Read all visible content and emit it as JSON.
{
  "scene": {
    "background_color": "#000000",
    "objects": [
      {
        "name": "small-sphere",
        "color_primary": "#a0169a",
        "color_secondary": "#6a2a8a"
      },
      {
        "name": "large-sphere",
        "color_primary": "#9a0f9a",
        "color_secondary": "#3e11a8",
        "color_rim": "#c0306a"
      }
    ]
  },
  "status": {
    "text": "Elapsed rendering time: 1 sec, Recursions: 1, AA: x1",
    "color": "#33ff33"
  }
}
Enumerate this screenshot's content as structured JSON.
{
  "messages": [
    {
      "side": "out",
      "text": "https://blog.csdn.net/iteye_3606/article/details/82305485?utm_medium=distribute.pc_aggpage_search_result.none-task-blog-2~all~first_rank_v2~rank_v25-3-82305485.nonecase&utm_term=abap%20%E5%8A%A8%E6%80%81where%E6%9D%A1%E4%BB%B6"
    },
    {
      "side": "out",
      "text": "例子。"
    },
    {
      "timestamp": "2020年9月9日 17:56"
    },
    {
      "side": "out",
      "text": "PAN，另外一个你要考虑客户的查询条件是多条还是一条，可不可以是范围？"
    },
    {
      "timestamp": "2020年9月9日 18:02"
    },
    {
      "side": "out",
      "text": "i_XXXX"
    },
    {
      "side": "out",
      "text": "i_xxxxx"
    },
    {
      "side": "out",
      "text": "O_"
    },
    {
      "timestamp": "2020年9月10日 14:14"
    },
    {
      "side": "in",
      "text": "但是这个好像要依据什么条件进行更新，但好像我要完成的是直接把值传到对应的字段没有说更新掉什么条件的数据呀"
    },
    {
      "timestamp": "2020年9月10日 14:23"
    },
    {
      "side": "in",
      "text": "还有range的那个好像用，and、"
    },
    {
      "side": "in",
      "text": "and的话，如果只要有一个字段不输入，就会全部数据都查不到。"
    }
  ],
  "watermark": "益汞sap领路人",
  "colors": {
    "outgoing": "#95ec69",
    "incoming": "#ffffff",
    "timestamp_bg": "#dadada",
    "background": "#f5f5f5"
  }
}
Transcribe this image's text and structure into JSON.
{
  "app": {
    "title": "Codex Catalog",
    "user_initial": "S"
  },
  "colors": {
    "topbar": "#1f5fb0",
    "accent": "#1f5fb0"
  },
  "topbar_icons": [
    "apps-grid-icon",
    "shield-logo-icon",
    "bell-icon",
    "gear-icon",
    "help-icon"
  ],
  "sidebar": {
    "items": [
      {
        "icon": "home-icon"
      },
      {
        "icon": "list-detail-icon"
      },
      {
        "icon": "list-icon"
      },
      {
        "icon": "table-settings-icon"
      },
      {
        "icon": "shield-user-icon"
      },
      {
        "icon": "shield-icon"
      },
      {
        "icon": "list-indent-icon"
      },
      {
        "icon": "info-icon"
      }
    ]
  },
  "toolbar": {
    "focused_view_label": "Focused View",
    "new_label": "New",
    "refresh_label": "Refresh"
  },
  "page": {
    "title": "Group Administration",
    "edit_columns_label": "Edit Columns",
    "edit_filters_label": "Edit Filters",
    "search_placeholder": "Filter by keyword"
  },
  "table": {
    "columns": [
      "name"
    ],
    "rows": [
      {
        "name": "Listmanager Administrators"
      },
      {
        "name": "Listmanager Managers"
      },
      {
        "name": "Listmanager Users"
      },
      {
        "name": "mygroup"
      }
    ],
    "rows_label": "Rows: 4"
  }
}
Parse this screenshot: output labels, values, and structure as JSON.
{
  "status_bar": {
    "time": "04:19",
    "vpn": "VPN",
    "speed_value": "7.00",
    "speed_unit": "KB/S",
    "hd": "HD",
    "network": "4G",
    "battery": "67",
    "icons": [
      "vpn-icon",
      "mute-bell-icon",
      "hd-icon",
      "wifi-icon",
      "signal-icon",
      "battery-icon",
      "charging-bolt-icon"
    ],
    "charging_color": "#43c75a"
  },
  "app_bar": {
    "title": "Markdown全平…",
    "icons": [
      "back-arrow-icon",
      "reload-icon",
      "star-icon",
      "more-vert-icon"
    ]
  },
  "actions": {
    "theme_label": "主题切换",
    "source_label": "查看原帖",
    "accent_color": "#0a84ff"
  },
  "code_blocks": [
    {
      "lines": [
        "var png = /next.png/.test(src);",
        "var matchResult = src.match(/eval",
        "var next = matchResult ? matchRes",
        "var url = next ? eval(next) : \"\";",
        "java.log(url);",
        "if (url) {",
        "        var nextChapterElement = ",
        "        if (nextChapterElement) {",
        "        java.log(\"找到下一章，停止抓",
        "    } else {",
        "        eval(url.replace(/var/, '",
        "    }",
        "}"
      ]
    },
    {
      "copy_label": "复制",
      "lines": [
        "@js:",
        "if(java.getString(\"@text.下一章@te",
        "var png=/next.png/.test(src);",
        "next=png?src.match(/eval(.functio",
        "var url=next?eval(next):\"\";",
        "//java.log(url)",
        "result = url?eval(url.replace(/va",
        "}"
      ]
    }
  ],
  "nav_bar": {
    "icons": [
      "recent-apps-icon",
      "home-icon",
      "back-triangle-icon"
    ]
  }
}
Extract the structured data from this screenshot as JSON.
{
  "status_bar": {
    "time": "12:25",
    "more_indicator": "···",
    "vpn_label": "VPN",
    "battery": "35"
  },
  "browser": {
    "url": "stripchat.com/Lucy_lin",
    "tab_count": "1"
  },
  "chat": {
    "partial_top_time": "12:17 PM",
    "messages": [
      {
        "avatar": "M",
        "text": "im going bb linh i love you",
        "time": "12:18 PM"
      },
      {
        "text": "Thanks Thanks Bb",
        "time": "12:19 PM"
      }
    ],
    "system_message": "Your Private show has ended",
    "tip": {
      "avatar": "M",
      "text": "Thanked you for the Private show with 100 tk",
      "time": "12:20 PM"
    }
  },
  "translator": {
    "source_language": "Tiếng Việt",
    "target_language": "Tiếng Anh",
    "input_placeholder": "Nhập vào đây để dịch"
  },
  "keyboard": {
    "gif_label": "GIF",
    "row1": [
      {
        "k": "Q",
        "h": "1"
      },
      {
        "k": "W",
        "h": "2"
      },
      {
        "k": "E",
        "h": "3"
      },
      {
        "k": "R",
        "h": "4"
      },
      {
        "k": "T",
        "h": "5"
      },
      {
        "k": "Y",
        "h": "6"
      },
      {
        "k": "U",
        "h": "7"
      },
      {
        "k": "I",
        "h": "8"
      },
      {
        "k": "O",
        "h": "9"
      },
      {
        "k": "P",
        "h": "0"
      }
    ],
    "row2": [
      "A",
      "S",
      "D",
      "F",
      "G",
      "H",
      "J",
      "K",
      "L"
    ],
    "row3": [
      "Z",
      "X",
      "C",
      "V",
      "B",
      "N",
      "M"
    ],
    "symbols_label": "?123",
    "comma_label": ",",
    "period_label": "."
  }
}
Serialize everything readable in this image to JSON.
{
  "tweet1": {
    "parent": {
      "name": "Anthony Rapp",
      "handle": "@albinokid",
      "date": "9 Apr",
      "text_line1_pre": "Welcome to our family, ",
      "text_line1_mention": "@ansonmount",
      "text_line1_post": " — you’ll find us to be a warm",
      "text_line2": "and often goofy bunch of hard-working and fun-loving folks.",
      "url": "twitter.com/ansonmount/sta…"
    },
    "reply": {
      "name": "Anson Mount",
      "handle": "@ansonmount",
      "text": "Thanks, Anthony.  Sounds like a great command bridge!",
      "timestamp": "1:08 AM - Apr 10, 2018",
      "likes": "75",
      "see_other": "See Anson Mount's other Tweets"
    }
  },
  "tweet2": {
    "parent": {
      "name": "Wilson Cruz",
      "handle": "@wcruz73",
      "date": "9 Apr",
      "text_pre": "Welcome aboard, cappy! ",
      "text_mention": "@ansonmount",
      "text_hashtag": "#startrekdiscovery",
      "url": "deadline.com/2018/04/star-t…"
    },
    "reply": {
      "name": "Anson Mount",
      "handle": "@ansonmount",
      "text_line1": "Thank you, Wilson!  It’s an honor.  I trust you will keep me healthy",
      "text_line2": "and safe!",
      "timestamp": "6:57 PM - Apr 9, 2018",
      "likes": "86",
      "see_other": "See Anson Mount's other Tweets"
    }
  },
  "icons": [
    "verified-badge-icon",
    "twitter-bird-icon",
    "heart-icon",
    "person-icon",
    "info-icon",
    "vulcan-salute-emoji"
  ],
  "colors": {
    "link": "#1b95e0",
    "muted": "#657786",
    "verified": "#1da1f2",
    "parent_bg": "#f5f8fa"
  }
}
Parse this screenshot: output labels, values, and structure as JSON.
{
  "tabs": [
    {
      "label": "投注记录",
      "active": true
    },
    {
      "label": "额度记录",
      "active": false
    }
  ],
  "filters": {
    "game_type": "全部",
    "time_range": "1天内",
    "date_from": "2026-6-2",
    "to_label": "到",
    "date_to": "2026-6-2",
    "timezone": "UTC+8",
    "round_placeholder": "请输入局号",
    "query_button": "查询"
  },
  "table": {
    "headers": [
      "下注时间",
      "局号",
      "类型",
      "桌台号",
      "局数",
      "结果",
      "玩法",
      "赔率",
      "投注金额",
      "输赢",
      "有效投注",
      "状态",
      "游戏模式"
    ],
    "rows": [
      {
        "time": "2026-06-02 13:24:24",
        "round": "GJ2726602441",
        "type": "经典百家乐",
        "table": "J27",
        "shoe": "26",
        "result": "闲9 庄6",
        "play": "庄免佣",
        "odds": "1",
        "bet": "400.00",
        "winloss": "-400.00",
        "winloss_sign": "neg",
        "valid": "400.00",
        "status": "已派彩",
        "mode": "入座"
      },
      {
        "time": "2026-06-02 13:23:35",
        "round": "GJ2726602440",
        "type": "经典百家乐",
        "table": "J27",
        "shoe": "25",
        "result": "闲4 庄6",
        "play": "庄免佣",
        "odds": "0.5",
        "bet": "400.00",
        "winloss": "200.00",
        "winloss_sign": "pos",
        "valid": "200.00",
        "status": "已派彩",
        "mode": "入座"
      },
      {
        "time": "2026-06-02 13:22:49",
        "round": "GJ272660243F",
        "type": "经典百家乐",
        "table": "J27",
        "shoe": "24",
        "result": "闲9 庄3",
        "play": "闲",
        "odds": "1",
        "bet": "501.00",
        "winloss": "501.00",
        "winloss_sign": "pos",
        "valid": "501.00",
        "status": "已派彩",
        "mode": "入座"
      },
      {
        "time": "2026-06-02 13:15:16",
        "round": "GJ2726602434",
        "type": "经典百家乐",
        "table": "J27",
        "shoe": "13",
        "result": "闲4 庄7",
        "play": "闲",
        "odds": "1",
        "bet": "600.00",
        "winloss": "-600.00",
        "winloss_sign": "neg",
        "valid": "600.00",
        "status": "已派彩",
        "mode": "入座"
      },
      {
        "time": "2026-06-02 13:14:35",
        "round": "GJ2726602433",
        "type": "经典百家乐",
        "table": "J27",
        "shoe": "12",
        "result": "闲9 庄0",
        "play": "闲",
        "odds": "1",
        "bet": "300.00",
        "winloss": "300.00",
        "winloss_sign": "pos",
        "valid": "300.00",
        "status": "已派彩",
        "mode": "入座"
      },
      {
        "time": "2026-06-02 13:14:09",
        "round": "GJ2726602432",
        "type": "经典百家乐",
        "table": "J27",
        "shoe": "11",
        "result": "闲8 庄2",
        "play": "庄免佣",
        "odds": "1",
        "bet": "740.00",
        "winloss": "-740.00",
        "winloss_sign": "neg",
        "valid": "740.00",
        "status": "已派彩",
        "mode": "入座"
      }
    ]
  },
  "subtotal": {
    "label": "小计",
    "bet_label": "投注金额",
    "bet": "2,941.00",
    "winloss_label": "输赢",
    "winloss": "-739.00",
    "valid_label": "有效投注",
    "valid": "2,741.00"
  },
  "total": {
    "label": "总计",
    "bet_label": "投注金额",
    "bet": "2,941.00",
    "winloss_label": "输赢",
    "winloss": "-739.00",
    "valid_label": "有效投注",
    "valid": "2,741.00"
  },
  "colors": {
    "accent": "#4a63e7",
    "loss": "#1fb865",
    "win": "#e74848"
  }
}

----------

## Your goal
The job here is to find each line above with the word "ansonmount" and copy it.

## Response to the task
      "text_line1_mention": "@ansonmount",
      "url": "twitter.com/ansonmount/sta…"
      "handle": "@ansonmount",
      "text_mention": "@ansonmount",
      "handle": "@ansonmount",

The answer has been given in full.